» **Data for processing**:
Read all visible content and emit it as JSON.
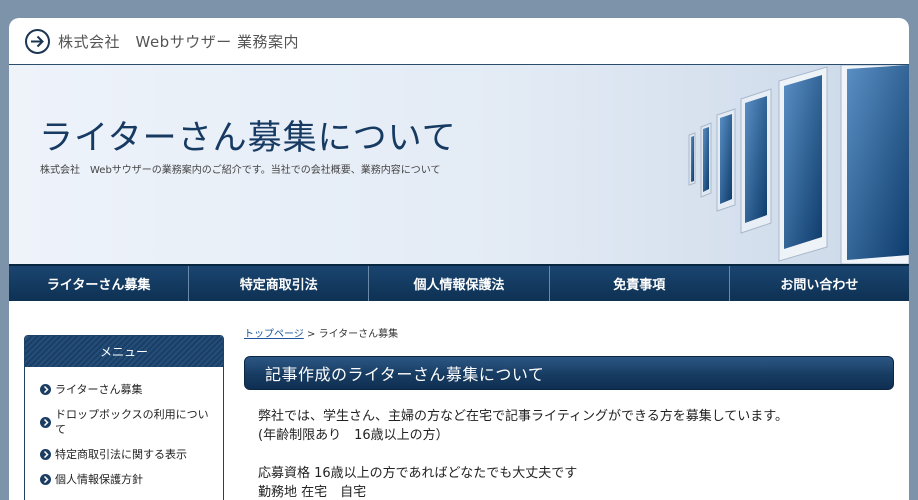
{
  "header": {
    "site_title": "株式会社　Webサウザー 業務案内"
  },
  "hero": {
    "title": "ライターさん募集について",
    "subtitle": "株式会社　Webサウザーの業務案内のご紹介です。当社での会社概要、業務内容について"
  },
  "nav": {
    "items": [
      {
        "label": "ライターさん募集"
      },
      {
        "label": "特定商取引法"
      },
      {
        "label": "個人情報保護法"
      },
      {
        "label": "免責事項"
      },
      {
        "label": "お問い合わせ"
      }
    ]
  },
  "sidebar": {
    "title": "メニュー",
    "items": [
      {
        "label": "ライターさん募集"
      },
      {
        "label": "ドロップボックスの利用について"
      },
      {
        "label": "特定商取引法に関する表示"
      },
      {
        "label": "個人情報保護方針"
      }
    ]
  },
  "breadcrumb": {
    "home": "トップページ",
    "separator": ">",
    "current": "ライターさん募集"
  },
  "main": {
    "section_title": "記事作成のライターさん募集について",
    "line1": "弊社では、学生さん、主婦の方など在宅で記事ライティングができる方を募集しています。",
    "line2": "(年齢制限あり　16歳以上の方）",
    "line3": "応募資格 16歳以上の方であればどなたでも大丈夫です",
    "line4": "勤務地 在宅　自宅"
  },
  "colors": {
    "brand": "#0f3558",
    "background": "#7d93aa",
    "accent_link": "#1e56a0"
  }
}
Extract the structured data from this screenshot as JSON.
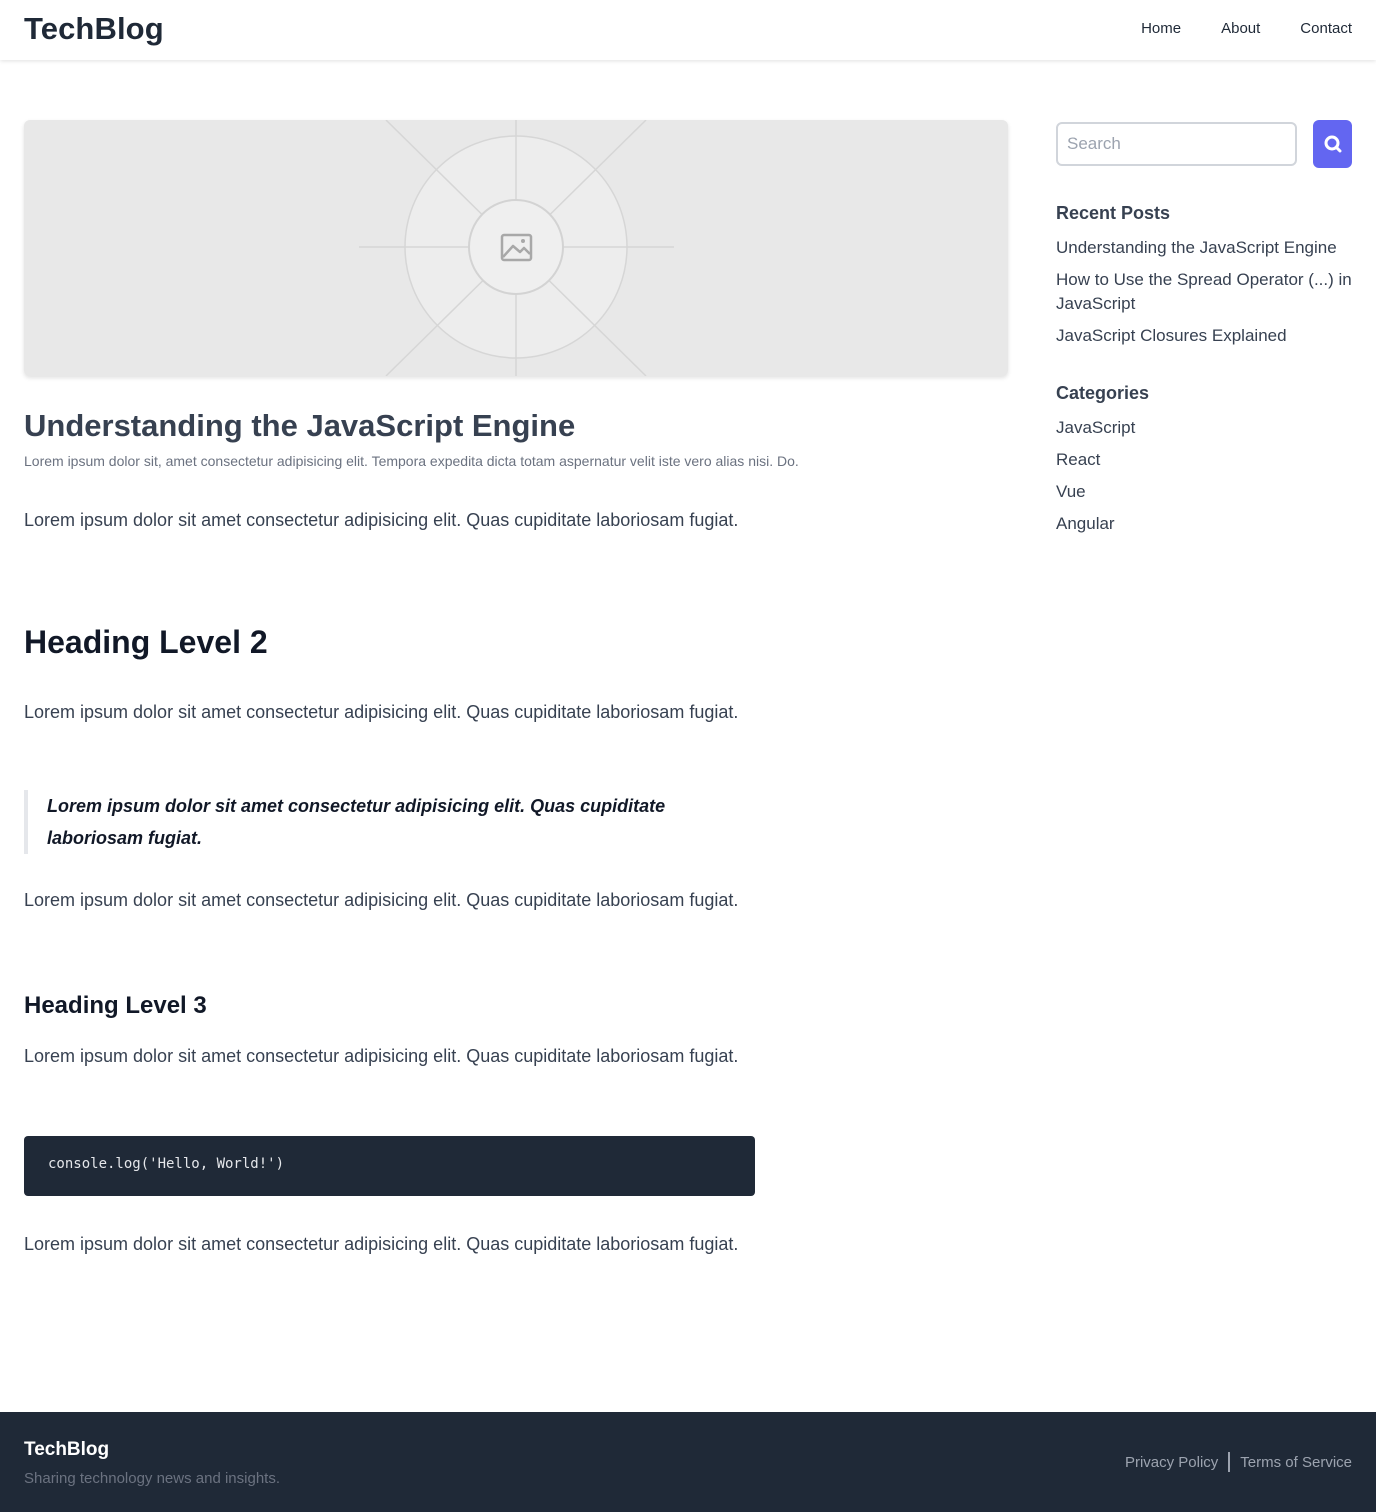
{
  "header": {
    "brand": "TechBlog",
    "nav": [
      "Home",
      "About",
      "Contact"
    ]
  },
  "post": {
    "image": "image-placeholder",
    "title": "Understanding the JavaScript Engine",
    "excerpt": "Lorem ipsum dolor sit, amet consectetur adipisicing elit. Tempora expedita dicta totam aspernatur velit iste vero alias nisi. Do.",
    "paragraph": "Lorem ipsum dolor sit amet consectetur adipisicing elit. Quas cupiditate laboriosam fugiat.",
    "heading2": "Heading Level 2",
    "blockquote": "Lorem ipsum dolor sit amet consectetur adipisicing elit. Quas cupiditate laboriosam fugiat.",
    "heading3": "Heading Level 3",
    "code": "console.log('Hello, World!')"
  },
  "sidebar": {
    "search_placeholder": "Search",
    "search_icon": "search-icon",
    "recent_title": "Recent Posts",
    "recent_posts": [
      "Understanding the JavaScript Engine",
      "How to Use the Spread Operator (...) in JavaScript",
      "JavaScript Closures Explained"
    ],
    "categories_title": "Categories",
    "categories": [
      "JavaScript",
      "React",
      "Vue",
      "Angular"
    ]
  },
  "footer": {
    "brand": "TechBlog",
    "tagline": "Sharing technology news and insights.",
    "links": [
      "Privacy Policy",
      "Terms of Service"
    ]
  },
  "colors": {
    "accent": "#6366f1",
    "dark": "#1f2937",
    "text": "#374151",
    "muted": "#6b7280"
  }
}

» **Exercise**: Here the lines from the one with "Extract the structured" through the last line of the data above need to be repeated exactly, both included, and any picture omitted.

» **Your response**:
Extract the structured data from this screenshot as JSON.
{
  "header": {
    "brand": "TechBlog",
    "nav": [
      "Home",
      "About",
      "Contact"
    ]
  },
  "post": {
    "image": "image-placeholder",
    "title": "Understanding the JavaScript Engine",
    "excerpt": "Lorem ipsum dolor sit, amet consectetur adipisicing elit. Tempora expedita dicta totam aspernatur velit iste vero alias nisi. Do.",
    "paragraph": "Lorem ipsum dolor sit amet consectetur adipisicing elit. Quas cupiditate laboriosam fugiat.",
    "heading2": "Heading Level 2",
    "blockquote": "Lorem ipsum dolor sit amet consectetur adipisicing elit. Quas cupiditate laboriosam fugiat.",
    "heading3": "Heading Level 3",
    "code": "console.log('Hello, World!')"
  },
  "sidebar": {
    "search_placeholder": "Search",
    "search_icon": "search-icon",
    "recent_title": "Recent Posts",
    "recent_posts": [
      "Understanding the JavaScript Engine",
      "How to Use the Spread Operator (...) in JavaScript",
      "JavaScript Closures Explained"
    ],
    "categories_title": "Categories",
    "categories": [
      "JavaScript",
      "React",
      "Vue",
      "Angular"
    ]
  },
  "footer": {
    "brand": "TechBlog",
    "tagline": "Sharing technology news and insights.",
    "links": [
      "Privacy Policy",
      "Terms of Service"
    ]
  },
  "colors": {
    "accent": "#6366f1",
    "dark": "#1f2937",
    "text": "#374151",
    "muted": "#6b7280"
  }
}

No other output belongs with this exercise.